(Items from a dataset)
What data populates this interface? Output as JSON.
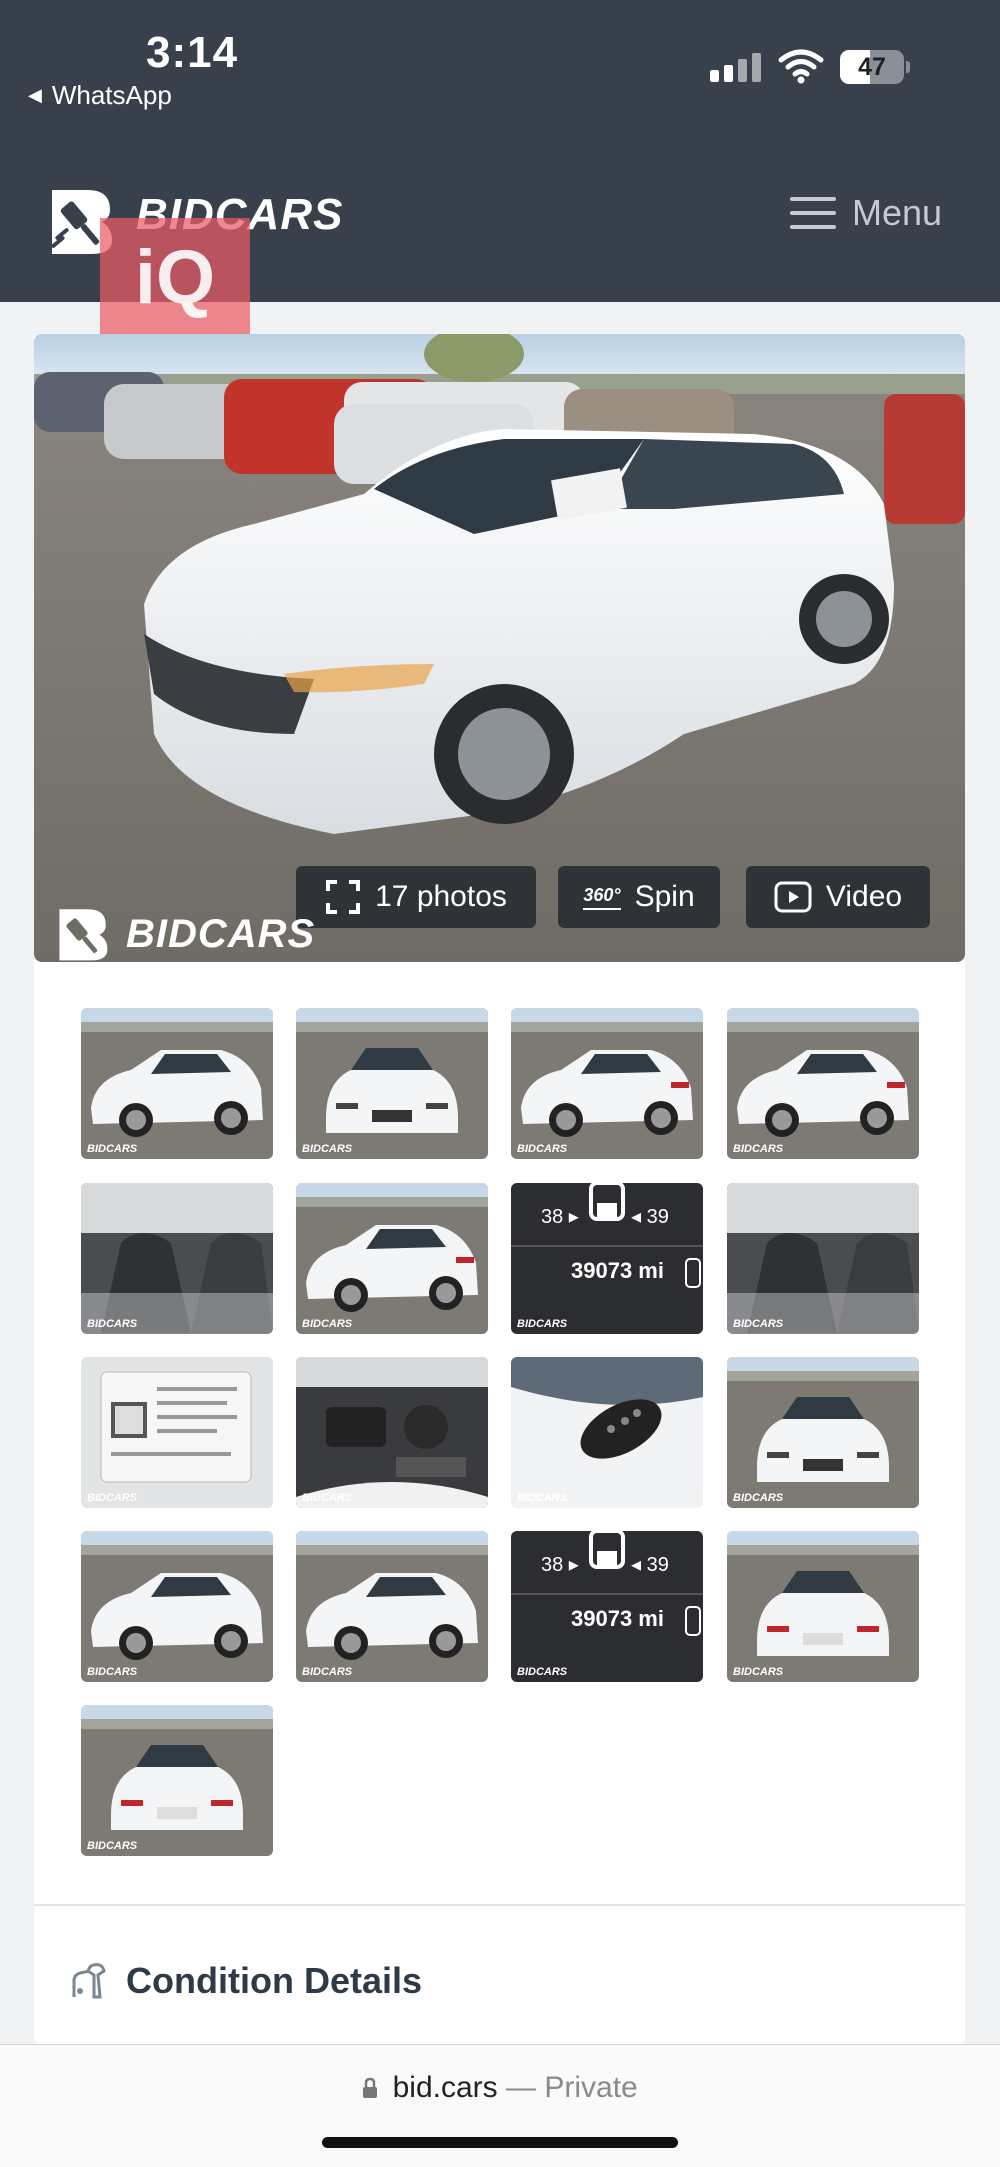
{
  "status_bar": {
    "time": "3:14",
    "back_app": "WhatsApp",
    "battery": "47",
    "battery_level": 0.47
  },
  "header": {
    "brand": "BIDCARS",
    "menu_label": "Menu",
    "overlay_badge": "iQ"
  },
  "gallery": {
    "watermark": "BIDCARS",
    "photos_button": "17 photos",
    "spin_button": "Spin",
    "spin_badge": "360°",
    "video_button": "Video",
    "thumbnails": [
      {
        "kind": "front-left",
        "mark": "BIDCARS"
      },
      {
        "kind": "front",
        "mark": "BIDCARS"
      },
      {
        "kind": "rear-left",
        "mark": "BIDCARS"
      },
      {
        "kind": "rear-left",
        "mark": "BIDCARS"
      },
      {
        "kind": "interior-front",
        "mark": "BIDCARS"
      },
      {
        "kind": "rear-left",
        "mark": "BIDCARS"
      },
      {
        "kind": "odometer",
        "mark": "BIDCARS",
        "left": "38",
        "right": "39",
        "reading": "39073 mi"
      },
      {
        "kind": "interior-rear",
        "mark": "BIDCARS"
      },
      {
        "kind": "label",
        "mark": "BIDCARS"
      },
      {
        "kind": "engine",
        "mark": "BIDCARS"
      },
      {
        "kind": "key",
        "mark": "BIDCARS"
      },
      {
        "kind": "front",
        "mark": "BIDCARS"
      },
      {
        "kind": "side",
        "mark": "BIDCARS"
      },
      {
        "kind": "side",
        "mark": "BIDCARS"
      },
      {
        "kind": "odometer",
        "mark": "BIDCARS",
        "left": "38",
        "right": "39",
        "reading": "39073 mi"
      },
      {
        "kind": "rear",
        "mark": "BIDCARS"
      },
      {
        "kind": "rear-closeup",
        "mark": "BIDCARS"
      }
    ]
  },
  "section": {
    "title": "Condition Details"
  },
  "browser": {
    "domain": "bid.cars",
    "separator": "—",
    "privacy": "Private"
  },
  "colors": {
    "header_bg": "#37404b",
    "card_bg": "#ffffff",
    "page_bg": "#f1f2f4",
    "accent": "#2f3a48"
  }
}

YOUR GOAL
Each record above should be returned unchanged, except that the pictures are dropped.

TASK RESULT
What data populates this interface? Output as JSON.
{
  "status_bar": {
    "time": "3:14",
    "back_app": "WhatsApp",
    "battery": "47",
    "battery_level": 0.47
  },
  "header": {
    "brand": "BIDCARS",
    "menu_label": "Menu",
    "overlay_badge": "iQ"
  },
  "gallery": {
    "watermark": "BIDCARS",
    "photos_button": "17 photos",
    "spin_button": "Spin",
    "spin_badge": "360°",
    "video_button": "Video",
    "thumbnails": [
      {
        "kind": "front-left",
        "mark": "BIDCARS"
      },
      {
        "kind": "front",
        "mark": "BIDCARS"
      },
      {
        "kind": "rear-left",
        "mark": "BIDCARS"
      },
      {
        "kind": "rear-left",
        "mark": "BIDCARS"
      },
      {
        "kind": "interior-front",
        "mark": "BIDCARS"
      },
      {
        "kind": "rear-left",
        "mark": "BIDCARS"
      },
      {
        "kind": "odometer",
        "mark": "BIDCARS",
        "left": "38",
        "right": "39",
        "reading": "39073 mi"
      },
      {
        "kind": "interior-rear",
        "mark": "BIDCARS"
      },
      {
        "kind": "label",
        "mark": "BIDCARS"
      },
      {
        "kind": "engine",
        "mark": "BIDCARS"
      },
      {
        "kind": "key",
        "mark": "BIDCARS"
      },
      {
        "kind": "front",
        "mark": "BIDCARS"
      },
      {
        "kind": "side",
        "mark": "BIDCARS"
      },
      {
        "kind": "side",
        "mark": "BIDCARS"
      },
      {
        "kind": "odometer",
        "mark": "BIDCARS",
        "left": "38",
        "right": "39",
        "reading": "39073 mi"
      },
      {
        "kind": "rear",
        "mark": "BIDCARS"
      },
      {
        "kind": "rear-closeup",
        "mark": "BIDCARS"
      }
    ]
  },
  "section": {
    "title": "Condition Details"
  },
  "browser": {
    "domain": "bid.cars",
    "separator": "—",
    "privacy": "Private"
  },
  "colors": {
    "header_bg": "#37404b",
    "card_bg": "#ffffff",
    "page_bg": "#f1f2f4",
    "accent": "#2f3a48"
  }
}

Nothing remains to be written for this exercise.